▶ _Exercise_
Give back the full listing that follows exactly as it reads.

▶ _Data listing_
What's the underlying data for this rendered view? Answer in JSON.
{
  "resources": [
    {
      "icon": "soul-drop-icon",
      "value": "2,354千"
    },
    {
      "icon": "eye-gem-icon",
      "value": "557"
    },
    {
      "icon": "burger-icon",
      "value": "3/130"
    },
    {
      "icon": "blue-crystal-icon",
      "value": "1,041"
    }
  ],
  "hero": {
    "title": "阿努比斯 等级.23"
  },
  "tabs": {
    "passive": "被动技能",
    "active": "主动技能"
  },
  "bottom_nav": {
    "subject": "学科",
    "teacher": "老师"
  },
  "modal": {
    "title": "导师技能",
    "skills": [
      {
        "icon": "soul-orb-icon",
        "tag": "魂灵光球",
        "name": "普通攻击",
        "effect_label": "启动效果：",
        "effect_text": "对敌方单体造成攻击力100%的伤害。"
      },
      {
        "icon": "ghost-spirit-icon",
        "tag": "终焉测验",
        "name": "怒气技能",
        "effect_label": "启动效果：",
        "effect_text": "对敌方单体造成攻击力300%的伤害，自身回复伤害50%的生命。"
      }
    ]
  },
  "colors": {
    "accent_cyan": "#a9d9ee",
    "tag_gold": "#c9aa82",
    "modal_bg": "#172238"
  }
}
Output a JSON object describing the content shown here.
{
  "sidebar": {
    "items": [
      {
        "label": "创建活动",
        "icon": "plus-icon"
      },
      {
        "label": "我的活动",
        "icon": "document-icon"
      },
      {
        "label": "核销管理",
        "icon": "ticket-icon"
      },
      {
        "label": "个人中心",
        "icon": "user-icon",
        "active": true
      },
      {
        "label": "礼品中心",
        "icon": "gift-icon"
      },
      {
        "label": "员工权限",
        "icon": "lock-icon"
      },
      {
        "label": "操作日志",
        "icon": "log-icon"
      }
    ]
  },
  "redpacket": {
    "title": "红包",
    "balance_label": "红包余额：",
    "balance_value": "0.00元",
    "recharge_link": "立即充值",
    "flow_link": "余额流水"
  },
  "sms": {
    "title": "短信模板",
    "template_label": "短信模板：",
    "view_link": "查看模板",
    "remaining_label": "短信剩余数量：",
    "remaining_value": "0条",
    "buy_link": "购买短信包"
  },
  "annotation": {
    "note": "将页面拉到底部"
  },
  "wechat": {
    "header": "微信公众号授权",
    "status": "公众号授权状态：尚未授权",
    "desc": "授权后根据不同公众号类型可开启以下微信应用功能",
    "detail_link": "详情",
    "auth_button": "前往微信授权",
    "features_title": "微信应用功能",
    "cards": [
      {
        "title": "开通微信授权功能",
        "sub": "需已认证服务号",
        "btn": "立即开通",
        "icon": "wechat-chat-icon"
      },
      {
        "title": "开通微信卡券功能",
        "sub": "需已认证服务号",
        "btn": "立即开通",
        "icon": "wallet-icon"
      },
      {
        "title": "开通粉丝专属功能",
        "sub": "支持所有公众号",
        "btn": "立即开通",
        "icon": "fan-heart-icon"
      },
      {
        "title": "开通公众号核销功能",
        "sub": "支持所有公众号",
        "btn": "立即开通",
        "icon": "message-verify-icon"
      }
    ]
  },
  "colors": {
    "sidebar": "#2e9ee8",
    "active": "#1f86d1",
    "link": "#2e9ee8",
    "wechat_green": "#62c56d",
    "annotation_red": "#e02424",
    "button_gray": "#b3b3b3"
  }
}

▶ _Final answer_
What's the underlying data for this rendered view? Answer in JSON.
{
  "resources": [
    {
      "icon": "soul-drop-icon",
      "value": "2,354千"
    },
    {
      "icon": "eye-gem-icon",
      "value": "557"
    },
    {
      "icon": "burger-icon",
      "value": "3/130"
    },
    {
      "icon": "blue-crystal-icon",
      "value": "1,041"
    }
  ],
  "hero": {
    "title": "阿努比斯 等级.23"
  },
  "tabs": {
    "passive": "被动技能",
    "active": "主动技能"
  },
  "bottom_nav": {
    "subject": "学科",
    "teacher": "老师"
  },
  "modal": {
    "title": "导师技能",
    "skills": [
      {
        "icon": "soul-orb-icon",
        "tag": "魂灵光球",
        "name": "普通攻击",
        "effect_label": "启动效果：",
        "effect_text": "对敌方单体造成攻击力100%的伤害。"
      },
      {
        "icon": "ghost-spirit-icon",
        "tag": "终焉测验",
        "name": "怒气技能",
        "effect_label": "启动效果：",
        "effect_text": "对敌方单体造成攻击力300%的伤害，自身回复伤害50%的生命。"
      }
    ]
  },
  "colors": {
    "accent_cyan": "#a9d9ee",
    "tag_gold": "#c9aa82",
    "modal_bg": "#172238"
  }
}
Output a JSON object describing the content shown here.
{
  "sidebar": {
    "items": [
      {
        "label": "创建活动",
        "icon": "plus-icon"
      },
      {
        "label": "我的活动",
        "icon": "document-icon"
      },
      {
        "label": "核销管理",
        "icon": "ticket-icon"
      },
      {
        "label": "个人中心",
        "icon": "user-icon",
        "active": true
      },
      {
        "label": "礼品中心",
        "icon": "gift-icon"
      },
      {
        "label": "员工权限",
        "icon": "lock-icon"
      },
      {
        "label": "操作日志",
        "icon": "log-icon"
      }
    ]
  },
  "redpacket": {
    "title": "红包",
    "balance_label": "红包余额：",
    "balance_value": "0.00元",
    "recharge_link": "立即充值",
    "flow_link": "余额流水"
  },
  "sms": {
    "title": "短信模板",
    "template_label": "短信模板：",
    "view_link": "查看模板",
    "remaining_label": "短信剩余数量：",
    "remaining_value": "0条",
    "buy_link": "购买短信包"
  },
  "annotation": {
    "note": "将页面拉到底部"
  },
  "wechat": {
    "header": "微信公众号授权",
    "status": "公众号授权状态：尚未授权",
    "desc": "授权后根据不同公众号类型可开启以下微信应用功能",
    "detail_link": "详情",
    "auth_button": "前往微信授权",
    "features_title": "微信应用功能",
    "cards": [
      {
        "title": "开通微信授权功能",
        "sub": "需已认证服务号",
        "btn": "立即开通",
        "icon": "wechat-chat-icon"
      },
      {
        "title": "开通微信卡券功能",
        "sub": "需已认证服务号",
        "btn": "立即开通",
        "icon": "wallet-icon"
      },
      {
        "title": "开通粉丝专属功能",
        "sub": "支持所有公众号",
        "btn": "立即开通",
        "icon": "fan-heart-icon"
      },
      {
        "title": "开通公众号核销功能",
        "sub": "支持所有公众号",
        "btn": "立即开通",
        "icon": "message-verify-icon"
      }
    ]
  },
  "colors": {
    "sidebar": "#2e9ee8",
    "active": "#1f86d1",
    "link": "#2e9ee8",
    "wechat_green": "#62c56d",
    "annotation_red": "#e02424",
    "button_gray": "#b3b3b3"
  }
}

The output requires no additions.